By now, it’s 6.30pm, and time for dinner. Geoff doesn’t eat seafood, so we head off to the local Chinese restaurant to order Honey Prawns. However, being Monday night, they were shut, and I had to settle with our son’s choice of KFC.

Meanwhile, after packing Geoff an overnight bag with PJs, a couple of clean shirts, undies, toothbrush, and phone charger, we’d barely got through dinner, when the phone rang. He was all patched up and ready for pick up. I’m not good with keeping track of time, but he might’ve been there for an hour. Apparently, the wound wasn’t as deep as he thought. However, it still warranted 18 stitches. So, to translate that into the Australian vernacular, it was an impressive “scratch”.

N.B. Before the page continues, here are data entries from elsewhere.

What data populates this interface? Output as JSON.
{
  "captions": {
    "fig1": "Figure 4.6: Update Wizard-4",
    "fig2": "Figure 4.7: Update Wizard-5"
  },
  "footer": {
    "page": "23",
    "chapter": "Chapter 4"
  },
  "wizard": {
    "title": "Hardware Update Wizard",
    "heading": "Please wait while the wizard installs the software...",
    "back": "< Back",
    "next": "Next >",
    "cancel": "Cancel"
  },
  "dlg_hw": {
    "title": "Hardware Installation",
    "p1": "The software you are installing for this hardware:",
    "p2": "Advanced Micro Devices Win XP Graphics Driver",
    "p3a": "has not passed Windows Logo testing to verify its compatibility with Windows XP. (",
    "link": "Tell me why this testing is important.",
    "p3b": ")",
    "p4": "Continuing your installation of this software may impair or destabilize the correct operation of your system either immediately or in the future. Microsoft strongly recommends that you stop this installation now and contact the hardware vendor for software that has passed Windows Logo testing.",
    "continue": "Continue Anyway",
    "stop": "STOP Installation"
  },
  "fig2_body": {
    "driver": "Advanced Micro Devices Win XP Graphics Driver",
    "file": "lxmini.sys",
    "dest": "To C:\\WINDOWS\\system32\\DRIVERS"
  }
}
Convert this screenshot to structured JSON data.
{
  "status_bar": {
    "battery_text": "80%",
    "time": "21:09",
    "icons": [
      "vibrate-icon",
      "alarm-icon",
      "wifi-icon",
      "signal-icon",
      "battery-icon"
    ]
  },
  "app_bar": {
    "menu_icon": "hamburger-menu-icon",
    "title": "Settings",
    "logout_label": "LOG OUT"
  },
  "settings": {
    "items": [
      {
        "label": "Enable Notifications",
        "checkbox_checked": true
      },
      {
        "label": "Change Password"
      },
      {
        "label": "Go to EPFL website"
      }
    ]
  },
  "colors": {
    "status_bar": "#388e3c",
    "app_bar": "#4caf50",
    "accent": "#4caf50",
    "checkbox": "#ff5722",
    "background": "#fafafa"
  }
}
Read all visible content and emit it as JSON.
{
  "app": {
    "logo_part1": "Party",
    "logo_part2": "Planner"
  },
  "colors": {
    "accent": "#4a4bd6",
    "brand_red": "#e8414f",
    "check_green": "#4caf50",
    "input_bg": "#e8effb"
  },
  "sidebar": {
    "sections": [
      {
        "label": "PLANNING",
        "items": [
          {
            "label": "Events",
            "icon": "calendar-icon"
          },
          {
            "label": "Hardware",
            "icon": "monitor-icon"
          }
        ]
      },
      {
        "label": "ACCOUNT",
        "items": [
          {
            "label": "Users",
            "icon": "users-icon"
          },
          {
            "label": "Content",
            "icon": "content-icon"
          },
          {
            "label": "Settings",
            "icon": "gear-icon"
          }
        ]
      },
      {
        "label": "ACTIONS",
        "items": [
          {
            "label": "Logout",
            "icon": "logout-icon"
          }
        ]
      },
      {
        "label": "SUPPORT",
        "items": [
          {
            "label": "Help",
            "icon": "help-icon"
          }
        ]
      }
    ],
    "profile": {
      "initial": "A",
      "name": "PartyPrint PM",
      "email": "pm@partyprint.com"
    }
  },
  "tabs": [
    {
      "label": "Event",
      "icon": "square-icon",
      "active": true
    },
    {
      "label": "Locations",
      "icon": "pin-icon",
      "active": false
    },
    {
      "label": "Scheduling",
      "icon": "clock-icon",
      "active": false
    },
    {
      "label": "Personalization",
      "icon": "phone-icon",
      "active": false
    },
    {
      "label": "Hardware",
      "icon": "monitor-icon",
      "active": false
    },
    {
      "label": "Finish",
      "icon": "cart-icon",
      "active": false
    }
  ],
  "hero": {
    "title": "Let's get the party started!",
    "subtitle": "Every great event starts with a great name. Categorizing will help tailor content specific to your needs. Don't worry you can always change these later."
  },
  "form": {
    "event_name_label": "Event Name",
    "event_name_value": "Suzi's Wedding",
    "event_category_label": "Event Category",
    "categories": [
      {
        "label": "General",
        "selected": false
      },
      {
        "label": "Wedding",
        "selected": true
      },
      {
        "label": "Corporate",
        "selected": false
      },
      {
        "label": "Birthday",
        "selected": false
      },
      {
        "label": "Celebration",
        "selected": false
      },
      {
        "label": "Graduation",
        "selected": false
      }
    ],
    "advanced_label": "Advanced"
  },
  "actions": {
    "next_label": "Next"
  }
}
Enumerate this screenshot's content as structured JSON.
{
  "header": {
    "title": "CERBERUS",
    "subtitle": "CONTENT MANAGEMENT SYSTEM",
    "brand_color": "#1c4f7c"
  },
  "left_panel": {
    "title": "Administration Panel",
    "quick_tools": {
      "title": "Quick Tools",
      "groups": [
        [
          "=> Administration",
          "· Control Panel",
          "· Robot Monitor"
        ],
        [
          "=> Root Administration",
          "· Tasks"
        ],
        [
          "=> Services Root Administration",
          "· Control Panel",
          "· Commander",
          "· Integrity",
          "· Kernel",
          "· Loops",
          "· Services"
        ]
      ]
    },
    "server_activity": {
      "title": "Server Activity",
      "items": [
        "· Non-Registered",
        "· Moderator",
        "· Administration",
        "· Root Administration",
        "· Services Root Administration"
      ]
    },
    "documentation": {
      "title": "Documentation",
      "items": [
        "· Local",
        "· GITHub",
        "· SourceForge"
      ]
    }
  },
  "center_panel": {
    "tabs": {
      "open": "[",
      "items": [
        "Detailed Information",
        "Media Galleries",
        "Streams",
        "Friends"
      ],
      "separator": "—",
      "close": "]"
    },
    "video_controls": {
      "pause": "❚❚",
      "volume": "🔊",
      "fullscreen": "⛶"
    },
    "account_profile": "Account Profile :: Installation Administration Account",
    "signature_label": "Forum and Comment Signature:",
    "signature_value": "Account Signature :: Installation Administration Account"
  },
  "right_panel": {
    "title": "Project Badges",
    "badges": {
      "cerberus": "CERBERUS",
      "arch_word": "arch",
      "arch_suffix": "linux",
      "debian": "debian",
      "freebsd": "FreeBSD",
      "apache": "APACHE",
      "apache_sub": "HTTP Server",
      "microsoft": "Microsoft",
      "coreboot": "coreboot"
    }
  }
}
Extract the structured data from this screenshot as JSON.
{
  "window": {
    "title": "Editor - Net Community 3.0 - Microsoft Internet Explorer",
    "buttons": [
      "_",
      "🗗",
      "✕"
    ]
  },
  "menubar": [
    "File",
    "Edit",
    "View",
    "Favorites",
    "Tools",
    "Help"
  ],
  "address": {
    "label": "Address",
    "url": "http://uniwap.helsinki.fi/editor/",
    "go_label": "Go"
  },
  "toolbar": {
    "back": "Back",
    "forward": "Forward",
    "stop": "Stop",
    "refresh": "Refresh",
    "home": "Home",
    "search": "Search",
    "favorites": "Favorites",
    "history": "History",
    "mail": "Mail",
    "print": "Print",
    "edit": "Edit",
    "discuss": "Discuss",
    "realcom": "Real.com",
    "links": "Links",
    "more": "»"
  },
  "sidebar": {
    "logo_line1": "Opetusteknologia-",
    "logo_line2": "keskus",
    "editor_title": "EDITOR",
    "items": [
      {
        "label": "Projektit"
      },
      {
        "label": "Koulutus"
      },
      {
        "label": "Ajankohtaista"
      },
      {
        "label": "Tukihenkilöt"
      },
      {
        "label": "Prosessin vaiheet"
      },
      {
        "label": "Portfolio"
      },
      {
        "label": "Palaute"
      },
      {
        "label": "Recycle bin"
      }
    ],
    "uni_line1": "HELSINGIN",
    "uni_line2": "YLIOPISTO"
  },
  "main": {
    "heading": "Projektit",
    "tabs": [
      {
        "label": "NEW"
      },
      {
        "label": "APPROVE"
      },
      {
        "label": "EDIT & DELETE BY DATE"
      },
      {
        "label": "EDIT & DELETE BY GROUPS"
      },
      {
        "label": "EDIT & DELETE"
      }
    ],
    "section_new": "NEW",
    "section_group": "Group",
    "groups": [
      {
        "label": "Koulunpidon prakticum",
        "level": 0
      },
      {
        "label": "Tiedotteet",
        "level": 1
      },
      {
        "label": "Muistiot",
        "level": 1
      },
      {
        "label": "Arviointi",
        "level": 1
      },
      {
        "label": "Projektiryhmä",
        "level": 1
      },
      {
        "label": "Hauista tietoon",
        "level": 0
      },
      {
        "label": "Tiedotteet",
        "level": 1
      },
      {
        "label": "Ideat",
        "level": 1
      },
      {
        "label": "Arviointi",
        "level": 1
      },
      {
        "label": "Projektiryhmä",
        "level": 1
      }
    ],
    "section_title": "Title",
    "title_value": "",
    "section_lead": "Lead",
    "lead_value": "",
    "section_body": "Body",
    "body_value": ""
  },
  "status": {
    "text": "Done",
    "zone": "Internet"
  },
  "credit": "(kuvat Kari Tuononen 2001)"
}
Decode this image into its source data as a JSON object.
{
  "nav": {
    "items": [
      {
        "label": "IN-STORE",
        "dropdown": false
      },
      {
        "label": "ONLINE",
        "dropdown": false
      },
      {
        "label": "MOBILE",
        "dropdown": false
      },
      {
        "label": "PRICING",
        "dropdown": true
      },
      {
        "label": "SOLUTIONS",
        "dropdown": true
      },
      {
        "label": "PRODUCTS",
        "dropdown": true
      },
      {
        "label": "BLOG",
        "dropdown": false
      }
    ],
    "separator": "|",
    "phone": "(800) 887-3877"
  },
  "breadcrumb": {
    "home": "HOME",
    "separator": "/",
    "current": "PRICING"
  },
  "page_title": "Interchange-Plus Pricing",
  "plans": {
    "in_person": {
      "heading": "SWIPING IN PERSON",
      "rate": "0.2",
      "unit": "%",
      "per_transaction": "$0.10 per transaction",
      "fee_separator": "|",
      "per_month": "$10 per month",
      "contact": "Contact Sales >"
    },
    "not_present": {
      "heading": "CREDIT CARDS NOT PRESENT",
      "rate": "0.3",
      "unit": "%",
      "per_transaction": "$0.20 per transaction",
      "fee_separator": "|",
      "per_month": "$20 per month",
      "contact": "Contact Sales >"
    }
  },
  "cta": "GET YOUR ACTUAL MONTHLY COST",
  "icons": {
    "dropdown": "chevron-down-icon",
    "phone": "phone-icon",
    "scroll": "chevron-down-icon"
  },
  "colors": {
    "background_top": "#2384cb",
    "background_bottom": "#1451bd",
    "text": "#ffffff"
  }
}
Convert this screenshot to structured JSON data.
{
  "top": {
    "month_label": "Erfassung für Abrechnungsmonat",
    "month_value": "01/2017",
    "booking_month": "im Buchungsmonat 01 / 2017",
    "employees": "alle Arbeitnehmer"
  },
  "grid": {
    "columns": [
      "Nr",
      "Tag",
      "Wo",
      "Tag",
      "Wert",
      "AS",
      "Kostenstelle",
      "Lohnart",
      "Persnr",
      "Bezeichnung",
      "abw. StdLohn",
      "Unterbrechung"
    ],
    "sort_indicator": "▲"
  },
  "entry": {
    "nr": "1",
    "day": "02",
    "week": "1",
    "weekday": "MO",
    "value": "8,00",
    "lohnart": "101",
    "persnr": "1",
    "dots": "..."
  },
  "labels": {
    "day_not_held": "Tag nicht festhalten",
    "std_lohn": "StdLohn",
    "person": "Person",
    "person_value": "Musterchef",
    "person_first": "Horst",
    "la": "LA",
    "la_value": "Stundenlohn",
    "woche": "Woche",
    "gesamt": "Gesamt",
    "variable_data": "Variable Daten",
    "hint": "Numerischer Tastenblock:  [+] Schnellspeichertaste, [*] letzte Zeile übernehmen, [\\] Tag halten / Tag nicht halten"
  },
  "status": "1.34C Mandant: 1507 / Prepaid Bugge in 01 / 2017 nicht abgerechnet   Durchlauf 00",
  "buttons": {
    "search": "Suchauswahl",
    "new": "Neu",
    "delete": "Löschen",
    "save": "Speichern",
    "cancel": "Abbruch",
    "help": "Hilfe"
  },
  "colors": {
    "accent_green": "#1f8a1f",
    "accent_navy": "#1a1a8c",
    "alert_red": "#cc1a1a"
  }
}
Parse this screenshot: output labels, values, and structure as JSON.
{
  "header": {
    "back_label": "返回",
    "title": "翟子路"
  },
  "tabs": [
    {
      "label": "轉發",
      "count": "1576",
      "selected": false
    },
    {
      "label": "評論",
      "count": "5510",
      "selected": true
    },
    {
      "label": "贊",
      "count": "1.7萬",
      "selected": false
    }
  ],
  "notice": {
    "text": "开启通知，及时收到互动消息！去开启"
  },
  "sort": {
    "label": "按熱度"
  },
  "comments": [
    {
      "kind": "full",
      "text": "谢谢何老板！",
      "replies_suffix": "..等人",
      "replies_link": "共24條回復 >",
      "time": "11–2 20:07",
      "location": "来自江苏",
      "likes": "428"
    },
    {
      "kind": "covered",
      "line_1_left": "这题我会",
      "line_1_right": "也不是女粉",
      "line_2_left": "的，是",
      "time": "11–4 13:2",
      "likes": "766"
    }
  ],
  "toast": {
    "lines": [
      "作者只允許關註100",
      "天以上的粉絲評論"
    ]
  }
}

A scratch? We went through all of that for a scratch?

To be perfectly honest, we didn’t go through all of that for a scratch. It was for love, and as cheesy as it sounds, because we’re a family. Family isn’t confined to your genetics. It can also be a choice….a special connection, a bond. However, having someone to ring when you’re in trouble and who will be there for you in that special way, is life changing and it stops people falling through the ground when the chips are down. Of course, we also have our faith and know God is always with us. However, his ways aren’t always our ways and our time here is finite. That’s not something which stares me in the face every day, but it is something I factor into my expectations.

So, while I was looking for fun today, I found drama, but also a renewed appreciation of our family, and so much gratitude for the growth in our son.

I’d like to share a poem I wrote about him when he was five not long after he’d started school. I was helping out a lot in his classroom and helping to teach the kids how to write and hat all important thing of leaving a finger space in between the words, which for them wasn’t something they could just eyeball and get it right. It was quite a slow, conscious, and very physical process of actually putting their finger on the page and writing around it and they had to concentrate so much. It was hard work. I flashed forward from that moment to when he walked out of that gate and he’d become a man. He still has a way to go and he’s really been up against it with covid, but he’s getting there. Today, as they say, was proof of the pudding.

This post has covered quite a bit of ground, but I’d love you to respond with stories of your own.

Best wishes,

Rowena

PS I’d just like to add that the road hasn’t been easy for our family, and we have really toughed it out. I don’t know whether I’d describe us as particularly happy, but we’re not miserable either and that says a lot. There’s gratitude, but also envy, disappointment and being human. Whatever else we are and however we might feel in the moment, we are a family…us and our dogs.

Christmas 2020